Nothing refresh me like a vacation no matter how long or short it is, especially at this time of the year when I have a case of “cabin fever”. Recently I had taken ten days off to Hong Kong, but minus two days of traveling I actually only had 8 days to eat and shop. Even it was a little too short, it was a nice break. I can’t really complain, because I missed that heavy snow dump at home, and on that day, I was running around in 25 C temperature with my short sleeves t shirt.
I left YVR on Feb. 21, and as I was there very early, I had plenty of time to check out all the stores and the food court. Since I had a queasy stomach that day I decided that the sensible thing to eat was a bowl of congee. I thought it would be the safest thing to eat out of all the choices in the food court, but I was not prepared for the blandness of it. Basically the rice was parboiled and then put through a blender and then boiled again to the consistency of a gruel, and threw in a few pieces of ground beef, and for the final decorative touch a couple of pieces of sliced Chinese doughnut which tasted like last night’s left over. The congee was bland and the beef had no seasoning, it was the plainest bowl of congee I had ever tasted. I was quite upset that I had to pay almost 6 dollars for it.

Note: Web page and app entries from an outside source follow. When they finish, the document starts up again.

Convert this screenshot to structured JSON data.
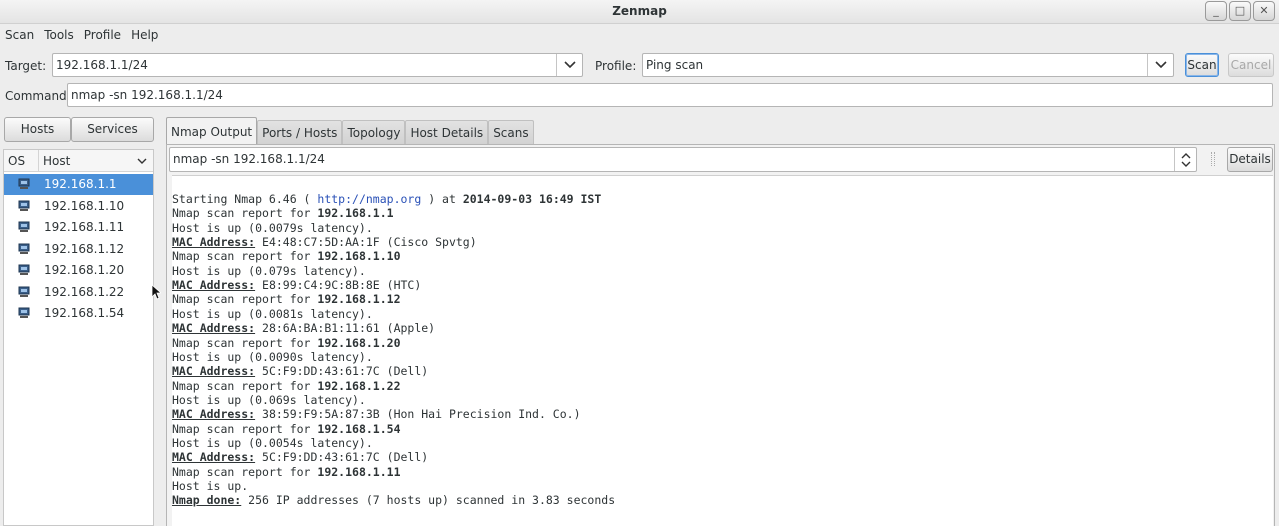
{
  "window": {
    "title": "Zenmap",
    "controls": [
      "_",
      "□",
      "✕"
    ]
  },
  "menu": [
    "Scan",
    "Tools",
    "Profile",
    "Help"
  ],
  "toolbar": {
    "target_label": "Target:",
    "target_value": "192.168.1.1/24",
    "profile_label": "Profile:",
    "profile_value": "Ping scan",
    "scan_label": "Scan",
    "cancel_label": "Cancel",
    "command_label": "Command:",
    "command_value": "nmap -sn 192.168.1.1/24"
  },
  "left": {
    "hosts_button": "Hosts",
    "services_button": "Services",
    "col_os": "OS",
    "col_host": "Host",
    "hosts": [
      "192.168.1.1",
      "192.168.1.10",
      "192.168.1.11",
      "192.168.1.12",
      "192.168.1.20",
      "192.168.1.22",
      "192.168.1.54"
    ],
    "selected_index": 0
  },
  "tabs": [
    "Nmap Output",
    "Ports / Hosts",
    "Topology",
    "Host Details",
    "Scans"
  ],
  "active_tab": 0,
  "output": {
    "command_select": "nmap -sn 192.168.1.1/24",
    "details_label": "Details",
    "lines": [
      [
        {
          "t": "Starting Nmap 6.46 ( "
        },
        {
          "t": "http://nmap.org",
          "s": "link"
        },
        {
          "t": " ) at "
        },
        {
          "t": "2014-09-03 16:49 IST",
          "s": "b"
        }
      ],
      [
        {
          "t": "Nmap scan report for "
        },
        {
          "t": "192.168.1.1",
          "s": "b"
        }
      ],
      [
        {
          "t": "Host is up (0.0079s latency)."
        }
      ],
      [
        {
          "t": "MAC Address:",
          "s": "u"
        },
        {
          "t": " E4:48:C7:5D:AA:1F (Cisco Spvtg)"
        }
      ],
      [
        {
          "t": "Nmap scan report for "
        },
        {
          "t": "192.168.1.10",
          "s": "b"
        }
      ],
      [
        {
          "t": "Host is up (0.079s latency)."
        }
      ],
      [
        {
          "t": "MAC Address:",
          "s": "u"
        },
        {
          "t": " E8:99:C4:9C:8B:8E (HTC)"
        }
      ],
      [
        {
          "t": "Nmap scan report for "
        },
        {
          "t": "192.168.1.12",
          "s": "b"
        }
      ],
      [
        {
          "t": "Host is up (0.0081s latency)."
        }
      ],
      [
        {
          "t": "MAC Address:",
          "s": "u"
        },
        {
          "t": " 28:6A:BA:B1:11:61 (Apple)"
        }
      ],
      [
        {
          "t": "Nmap scan report for "
        },
        {
          "t": "192.168.1.20",
          "s": "b"
        }
      ],
      [
        {
          "t": "Host is up (0.0090s latency)."
        }
      ],
      [
        {
          "t": "MAC Address:",
          "s": "u"
        },
        {
          "t": " 5C:F9:DD:43:61:7C (Dell)"
        }
      ],
      [
        {
          "t": "Nmap scan report for "
        },
        {
          "t": "192.168.1.22",
          "s": "b"
        }
      ],
      [
        {
          "t": "Host is up (0.069s latency)."
        }
      ],
      [
        {
          "t": "MAC Address:",
          "s": "u"
        },
        {
          "t": " 38:59:F9:5A:87:3B (Hon Hai Precision Ind. Co.)"
        }
      ],
      [
        {
          "t": "Nmap scan report for "
        },
        {
          "t": "192.168.1.54",
          "s": "b"
        }
      ],
      [
        {
          "t": "Host is up (0.0054s latency)."
        }
      ],
      [
        {
          "t": "MAC Address:",
          "s": "u"
        },
        {
          "t": " 5C:F9:DD:43:61:7C (Dell)"
        }
      ],
      [
        {
          "t": "Nmap scan report for "
        },
        {
          "t": "192.168.1.11",
          "s": "b"
        }
      ],
      [
        {
          "t": "Host is up."
        }
      ],
      [
        {
          "t": "Nmap done:",
          "s": "u"
        },
        {
          "t": " 256 IP addresses (7 hosts up) scanned in 3.83 seconds"
        }
      ]
    ]
  },
  "colors": {
    "accent": "#4a90d9",
    "link": "#2a51b7"
  },
  "icons": {
    "combo_arrow": "chevron-down-icon",
    "spin_arrows": "up-down-arrows-icon",
    "os_icon": "os-generic-icon"
  }
}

On my way back to Vancouver, I was once again left with more time than I needed at the airport. I love Hong Kong airport, there are so much to see and to eat. They got a couple of good bookstores stocked with the latest magazines from North America, it is a good place to catch up with the latest Hollywood gossip and other news. They also have many souvenir shops from name brand clothing to famous snack shops. You will not be bored while waiting for your flights. I love the food court because they have so many choices there. This time I wanted to try something other than my regular fast food, and I found this nice little place with a traditional flare, and just like any airport restaurants the prices are higher than the local eateries, but I love the look of it, and so I decided to try this one out. When I got there it was quite early in the morning and I was the only patron there, but after a while I noticed a handful of the airport staff came in for breakfast, so I assumed this must be a popular eating place.
Since I am obsessed with congee, I had ordered the traditional Hong Kong combo, which comes with a bowl of congee with salted pork and perserved duck egg ( somtimes known as the century egg) and a plate of steamed rice roll.
I was not disappointed at all, the congee had a nice consistency which was neither too heavy or too watery, and it had generous portions of meat and egg in it. The congee had the right touch of seasoning and I loved the way they served the steamed rice rolls, instead of putting the soya sauce on it , the sauce came separately, for those who are watching out for their sodium intake they can add whatever amount of sauce they desire.
Before I finally reached Vancouver, I had a three hour lay over in Narita, Japan. Even though it made the traveling time longer, in retrospect I do appreciate that break, it made the long flight home a little tolerable. Since I had never visited the Narita airport, this gave me a good opportunity to explore. I was really impressed by all the facilities and services available for travelers, they have rooms for kids to hang out, places for travelers to shower and to catch a few hours of much needed sleep. In addition, I found the toilets quite interesting, they have bidets and other equipments to help with personal hygienic issues and to make sure you know how to operate they have very clear instructions for these personal equipment:
As I wandered around the shops in the airport, I observed that they have this very popular cake package in all sorts of sizes, and judging from the displays in the shops these “banana cakes” must be the item to bring home. I was tempted to buy a small box, but the thought of extra hand luggage really did not thrill me, so I passed up the opportunity even though they look really good. ( They look like little bananas nested in a nice little box).
Even though I felt really bloated from the plane ride ( my usual travel ills), I could not pass up the opportunity to try out some authentic ramen as I stumbled upon them. I love Japanese restaurants, because there is no guess work as to what you are ordering. They have these wonderful displays in their window and if you do not speak the language, you can always point to whatever you fancied.
For my lunch, I had ordered the Japanese seafood ramen, the prawn was not only big, but it was very fresh, and I really loved how the coating stayed on even in the broth and to me the broth is one of the most important ingredients for a good bowl of ramen, and in this case the broth had excellent favor. The ramen was cooked to the right consistency, it was neither chewy or over cooked. This was one of the simplest and cheapest ramen on the menu, and it cost me 980 yen which was approximately about 11 dollars. I also ordered a cup of coffee along with my meal, and as a coffee lover, I had to say it was an excellent cup of java.
On the topic of beverages, I noticed that Japanese like wine and beer with their meals, there is a very extensive menu , and both at the shop and on the flight back home, I noticed that Japanese like to accompany their meals with beer. It seems to be a must have item for all meals.